[cbtabs][cbtab title=”MLA”]Cell Press “Itch Neurons Play Role in Pain Management.” NeuroscienceNews. NeuroscienceNews, 22 February 2017. <https://neurosciencenews.com/itch-neuron-pain-6145/>.[/cbtab][cbtab title=”APA”]Cell Press (2017, February 22). Itch Neurons Play Role in Pain Management. NeuroscienceNew. Retrieved February 22, 2017 from https://neurosciencenews.com/itch-neuron-pain-6145/[/cbtab][cbtab title=”Chicago”]Cell Press “Itch Neurons Play Role in Pain Management.” https://neurosciencenews.com/itch-neuron-pain-6145/ (accessed February 22, 2017).[/cbtab][/cbtabs]
Leaky Gate Model: Intensity-Dependent Coding of Pain and Itch in the Spinal Cord
Highlights •Grp+ neurons receive monosynaptic input from both pain and itch primary neurons •Intensity-dependent coding of pain by Grp+ neurons •Grp+ neurons form “leaky gate” to negatively regulate pain transmission •Loss of Grp+ neurons decreases itch and increases pain
Summary Coding of itch versus pain has been heatedly debated for decades.
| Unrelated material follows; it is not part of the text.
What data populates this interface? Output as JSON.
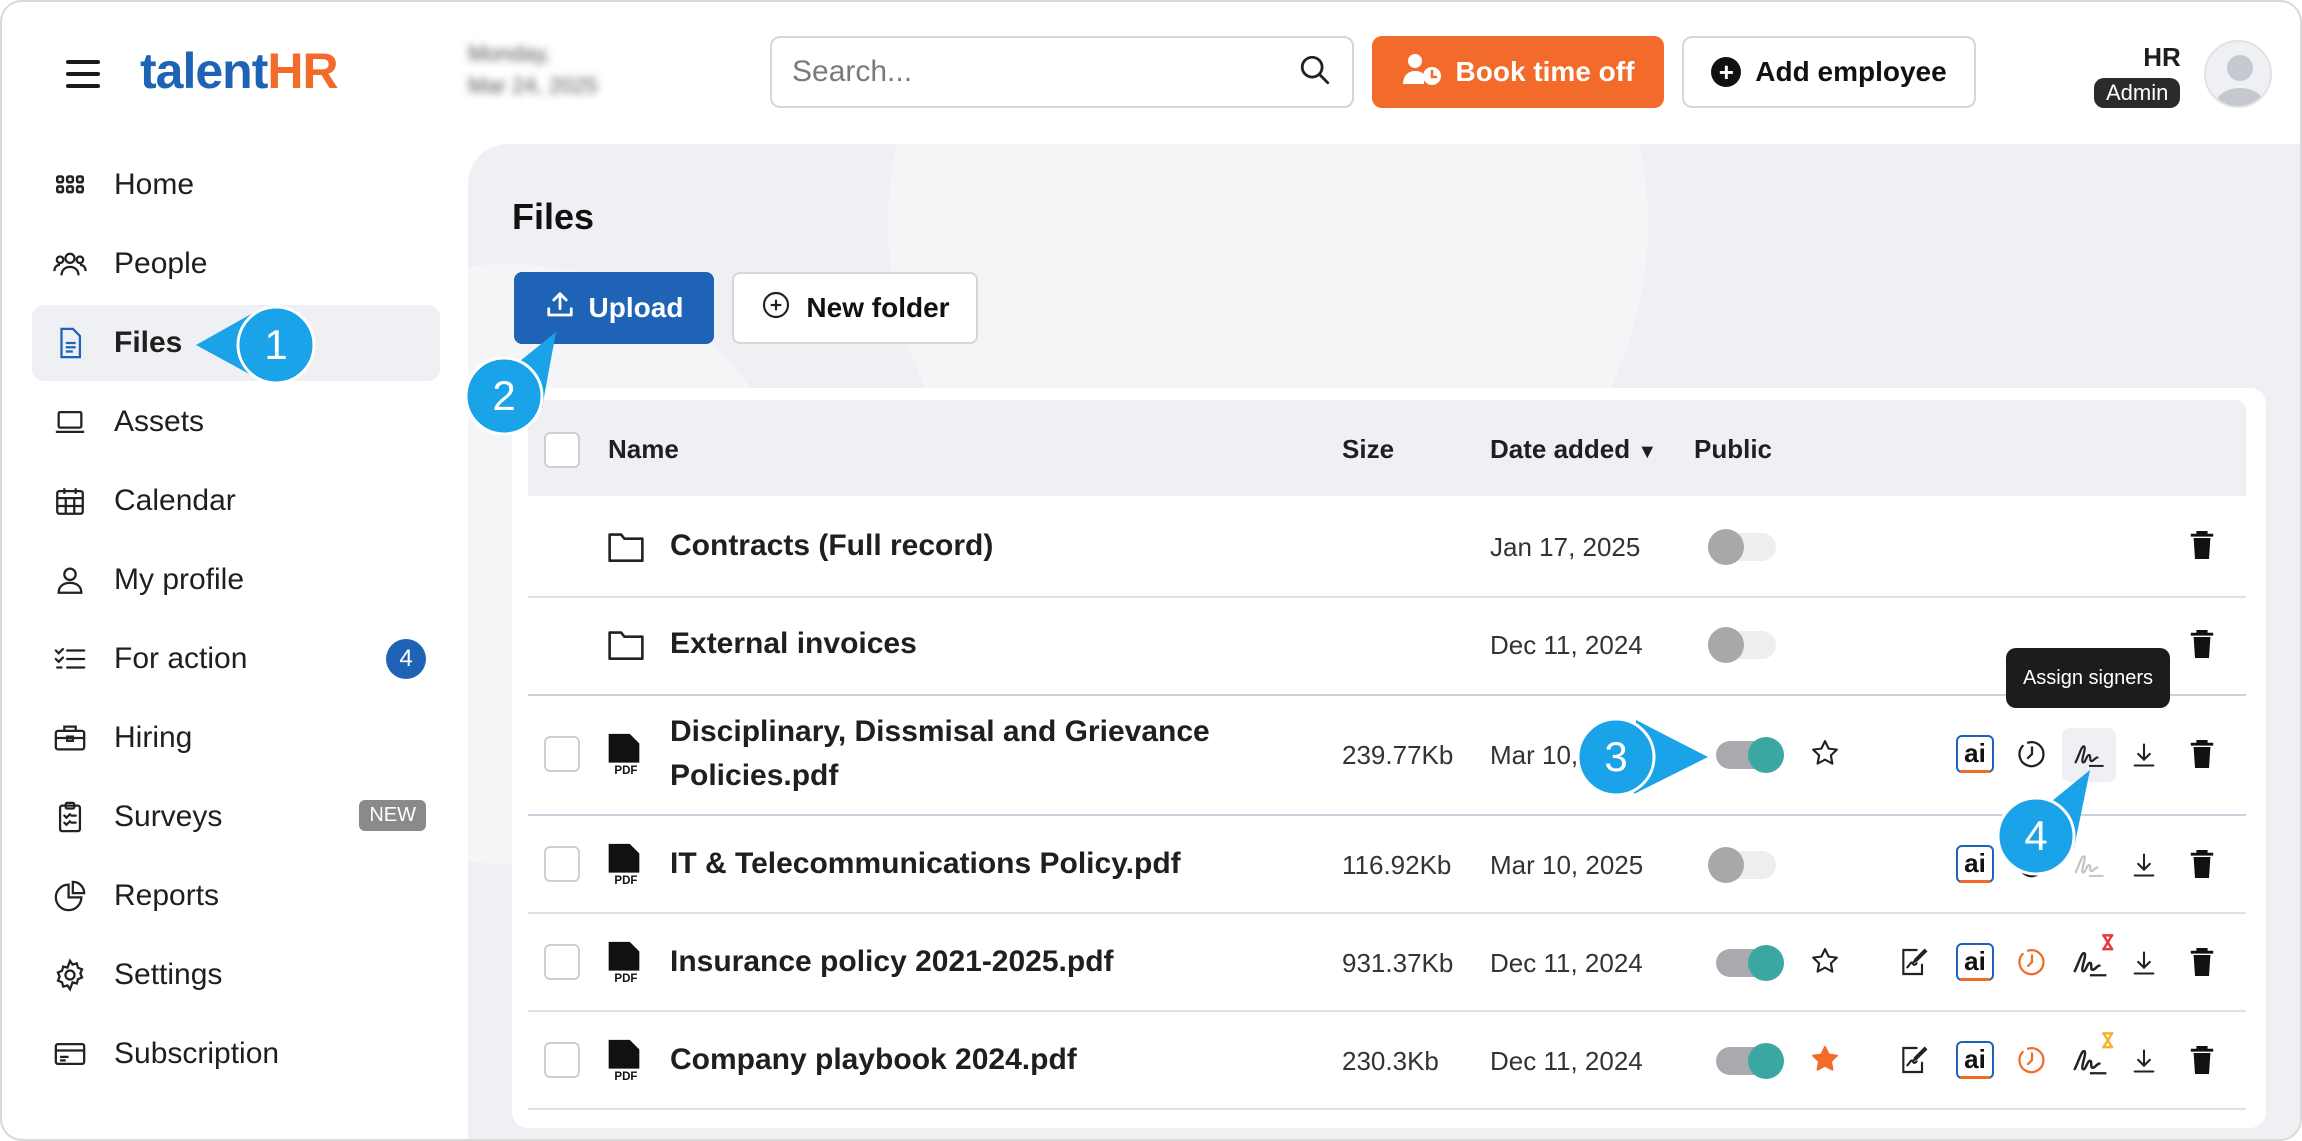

However, the current coding theories (labeled line, intensity, and selectivity theory) cannot accommodate all experimental observations. Here we identified a subset of spinal interneurons, labeled by gastrin-releasing peptide (Grp), that receive direct synaptic input from both pain and itch primary sensory neurons. When activated, these Grp+ neurons generated rarely seen, simultaneous robust pain and itch responses that were intensity dependent. Accordingly, we propose a “leaky gate” model in which Grp+ neurons transmit both itch and weak pain signals; however, upon strong painful stimuli, the recruitment of endogenous opioids works to close this gate, reducing overwhelming pain generated by parallel pathways. Consistent with our model, loss of these Grp+ neurons increased pain responses while itch was decreased. Our new model serves as an example of non-monotonic coding in the spinal cord and better explains observations in human psychophysical studies.
“Leaky Gate Model: Intensity-Dependent Coding of Pain and Itch in the Spinal Cord” by Shuohao Sun, Qian Xu, Changxiong Guo, Yun Guan, Qin Liu, and Xinzhong Dong in Neuron. Published online February 22 2017 doi:10.1016/j.neuron.2017.01.012